CEO Okajima Lena said: “With this launch, we are a step closer to realise the man-made shooting star. Please look forward to the world’s first demonstration we are aiming in 2020, which will be a major milestone for ALE.
“I’m pleased to have Rocket Lab for a partner, they have 100 percent mission success heritage for their customers.”
Once ALE-2 is in Earth’s orbit, ALE will begin conducting “operational tests” on the satellite, with plans for the ‘meteor display’ to take place in early 2020.
ALE said on its website: “Finally, in 2020, we will demonstrate the world’s first man-made shooting star. Details of the demonstration location are currently under consideration. We will announce this as soon as it is confirmed.”
Not only will the show be spectacular, but the company says it will help scientists learn more about natural meteors.
The Astro Live Experiences website reads: “By studying the path of artificial shooting stars where the angle of incidence, velocity and materials are known, we hope to be able to better understand the mechanics of naturally occurring shooting stars and meteorites.
“The upper atmosphere where our shooting star particles will burn has few means of observation currently and remains one of the least understood portions of the atmosphere.
“The data collected via this project will be useful for predicting the path of satellites and artificial objects as they re-enter the Earth’s atmosphere.
The International Meteor Organization (IMO) said: “Fireballs are meteors that appear brighter than normal.
“Due to the velocity at which they strike the Earth’s atmosphere, fragments larger than 1 millimetre have the capability to produce a bright flash as they streak through the heavens above.

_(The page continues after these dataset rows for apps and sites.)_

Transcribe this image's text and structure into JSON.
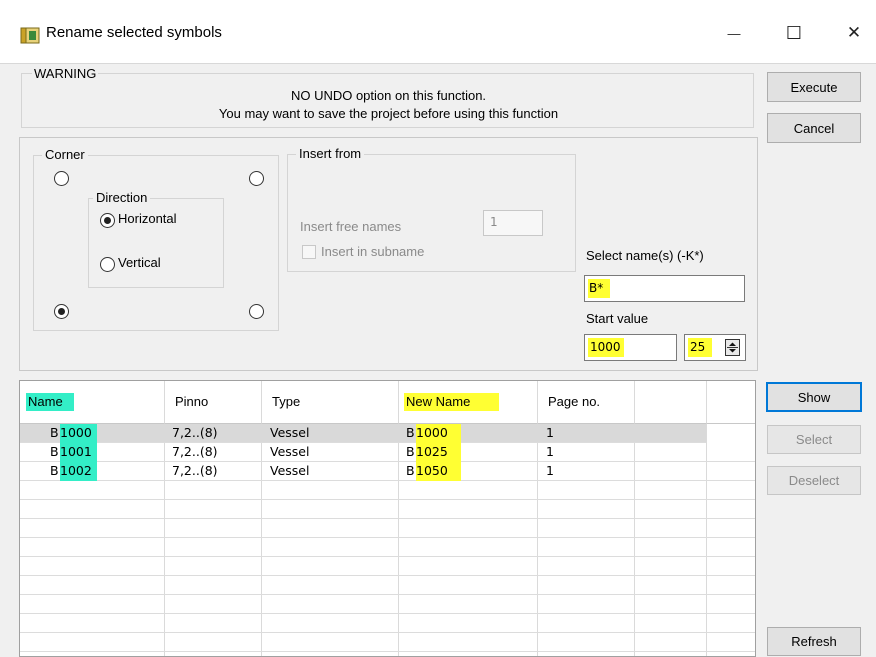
{
  "window": {
    "title": "Rename selected symbols",
    "icon": "folder-app-icon",
    "controls": {
      "minimize": "—",
      "maximize": "☐",
      "close": "✕"
    }
  },
  "warning": {
    "title": "WARNING",
    "line1": "NO UNDO option on this function.",
    "line2": "You may want to save the project before using this function"
  },
  "buttons": {
    "execute": "Execute",
    "cancel": "Cancel",
    "show": "Show",
    "select": "Select",
    "deselect": "Deselect",
    "refresh": "Refresh"
  },
  "corner": {
    "title": "Corner",
    "selected": "bottom-left",
    "direction": {
      "title": "Direction",
      "horizontal": "Horizontal",
      "vertical": "Vertical",
      "selected": "Horizontal"
    }
  },
  "insert_from": {
    "title": "Insert from",
    "free_names_label": "Insert free names",
    "free_names_value": "1",
    "subname_label": "Insert in subname",
    "subname_checked": false
  },
  "select_names": {
    "label": "Select name(s) (-K*)",
    "value": "B*"
  },
  "start_value": {
    "label": "Start value",
    "value": "1000",
    "step": "25"
  },
  "table": {
    "columns": [
      "Name",
      "Pinno",
      "Type",
      "New Name",
      "Page no."
    ],
    "rows": [
      {
        "name_prefix": "B",
        "name_num": "1000",
        "pinno": "7,2..(8)",
        "type": "Vessel",
        "new_prefix": "B",
        "new_num": "1000",
        "page": "1"
      },
      {
        "name_prefix": "B",
        "name_num": "1001",
        "pinno": "7,2..(8)",
        "type": "Vessel",
        "new_prefix": "B",
        "new_num": "1025",
        "page": "1"
      },
      {
        "name_prefix": "B",
        "name_num": "1002",
        "pinno": "7,2..(8)",
        "type": "Vessel",
        "new_prefix": "B",
        "new_num": "1050",
        "page": "1"
      }
    ]
  },
  "colors": {
    "highlight_yellow": "#ffff33",
    "highlight_cyan": "#33eec7",
    "focus_blue": "#0078d7"
  }
}
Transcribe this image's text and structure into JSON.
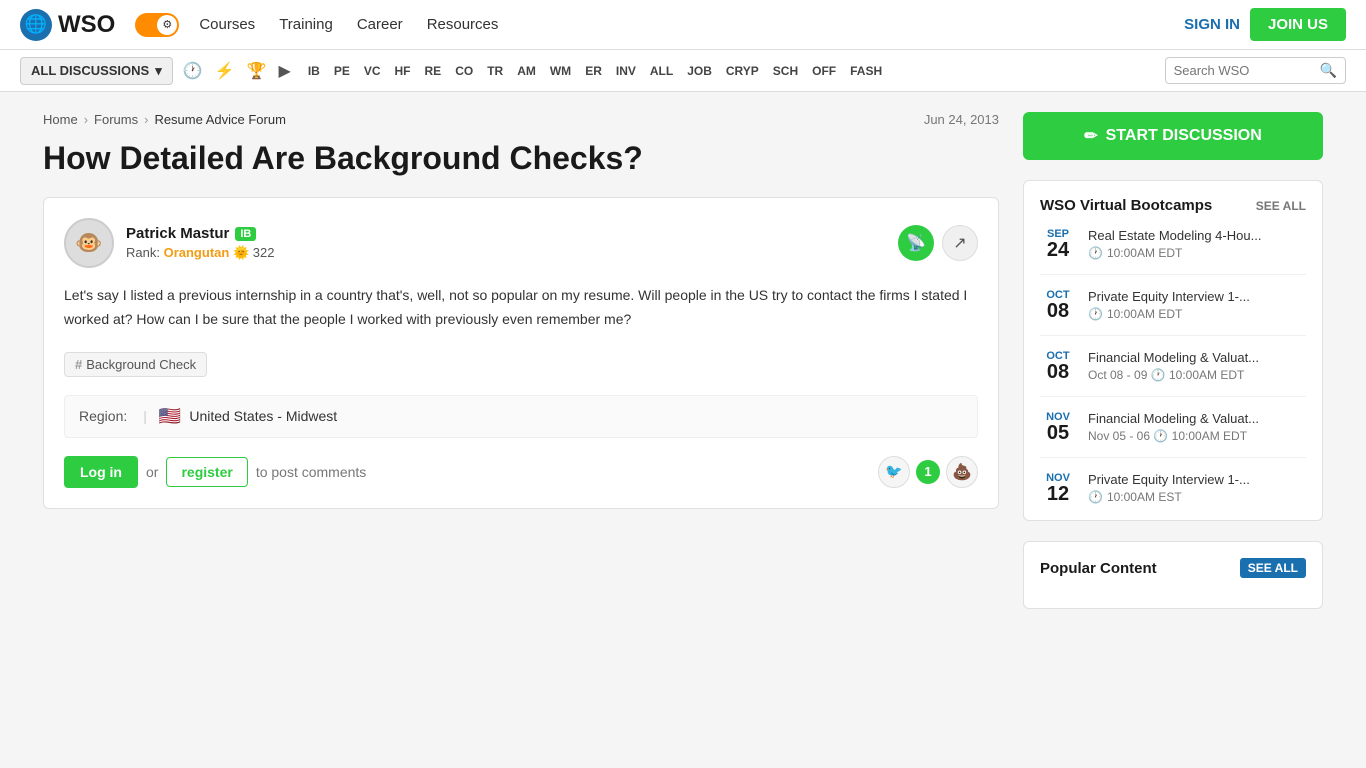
{
  "header": {
    "logo_text": "WSO",
    "nav": [
      "Courses",
      "Training",
      "Career",
      "Resources"
    ],
    "sign_in": "SIGN IN",
    "join": "JOIN US"
  },
  "sub_nav": {
    "all_discussions": "ALL DISCUSSIONS",
    "icons": [
      "clock",
      "lightning",
      "trophy",
      "video"
    ],
    "tags": [
      "IB",
      "PE",
      "VC",
      "HF",
      "RE",
      "CO",
      "TR",
      "AM",
      "WM",
      "ER",
      "INV",
      "ALL",
      "JOB",
      "CRYP",
      "SCH",
      "OFF",
      "FASH"
    ],
    "search_placeholder": "Search WSO"
  },
  "breadcrumb": {
    "home": "Home",
    "forums": "Forums",
    "current": "Resume Advice Forum",
    "date": "Jun 24, 2013"
  },
  "post": {
    "title": "How Detailed Are Background Checks?",
    "author": "Patrick Mastur",
    "badge": "IB",
    "rank_label": "Rank:",
    "rank": "Orangutan",
    "rank_score": "322",
    "body": "Let's say I listed a previous internship in a country that's, well, not so popular on my resume. Will people in the US try to contact the firms I stated I worked at? How can I be sure that the people I worked with previously even remember me?",
    "tag": "Background Check",
    "region_label": "Region:",
    "region": "United States - Midwest",
    "log_in": "Log in",
    "or": "or",
    "register": "register",
    "to_post": "to post comments",
    "upvote_count": "1"
  },
  "sidebar": {
    "start_discussion": "START DISCUSSION",
    "bootcamps_title": "WSO Virtual Bootcamps",
    "see_all": "SEE ALL",
    "events": [
      {
        "month": "Sep",
        "day": "24",
        "title": "Real Estate Modeling 4-Hou...",
        "time": "10:00AM EDT",
        "time2": null
      },
      {
        "month": "Oct",
        "day": "08",
        "title": "Private Equity Interview 1-...",
        "time": "10:00AM EDT",
        "time2": null
      },
      {
        "month": "Oct",
        "day": "08",
        "title": "Financial Modeling & Valuat...",
        "time": "10:00AM EDT",
        "time2": "Oct 08 - 09"
      },
      {
        "month": "Nov",
        "day": "05",
        "title": "Financial Modeling & Valuat...",
        "time": "10:00AM EDT",
        "time2": "Nov 05 - 06"
      },
      {
        "month": "Nov",
        "day": "12",
        "title": "Private Equity Interview 1-...",
        "time": "10:00AM EST",
        "time2": null
      }
    ],
    "popular_title": "Popular Content",
    "see_all_popular": "SEE ALL"
  }
}
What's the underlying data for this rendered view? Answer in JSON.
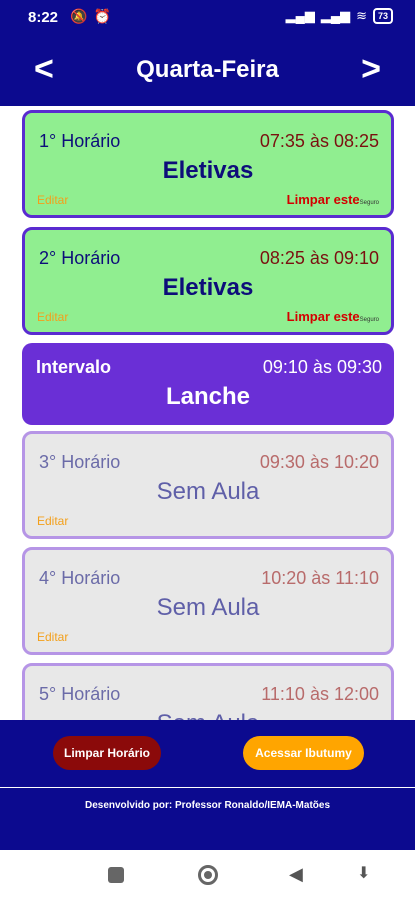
{
  "status": {
    "time": "8:22",
    "left_icons": [
      "notification-off",
      "alarm"
    ],
    "battery": "73"
  },
  "header": {
    "title": "Quarta-Feira",
    "prev": "<",
    "next": ">"
  },
  "cards": [
    {
      "period": "1° Horário",
      "time": "07:35 às 08:25",
      "subject": "Eletivas",
      "edit": "Editar",
      "clear": "Limpar este",
      "clear_small": "Seguro"
    },
    {
      "period": "2° Horário",
      "time": "08:25 às 09:10",
      "subject": "Eletivas",
      "edit": "Editar",
      "clear": "Limpar este",
      "clear_small": "Seguro"
    },
    {
      "period": "Intervalo",
      "time": "09:10 às 09:30",
      "subject": "Lanche"
    },
    {
      "period": "3° Horário",
      "time": "09:30 às 10:20",
      "subject": "Sem Aula",
      "edit": "Editar"
    },
    {
      "period": "4° Horário",
      "time": "10:20 às 11:10",
      "subject": "Sem Aula",
      "edit": "Editar"
    },
    {
      "period": "5° Horário",
      "time": "11:10 às 12:00",
      "subject": "Sem Aula"
    }
  ],
  "footer": {
    "clear_button": "Limpar Horário",
    "access_button": "Acessar Ibutumy",
    "credit": "Desenvolvido por: Professor Ronaldo/IEMA-Matões"
  },
  "colors": {
    "header_bg": "#0c0a8f",
    "active_card": "#90ee90",
    "break_card": "#6a2fd6",
    "empty_card": "#e8e8e8",
    "clear_button": "#8b0a0a",
    "access_button": "#ffa500"
  }
}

“These bright meteors are what we call fireballs and they often strike fear and awe for those who witness them.”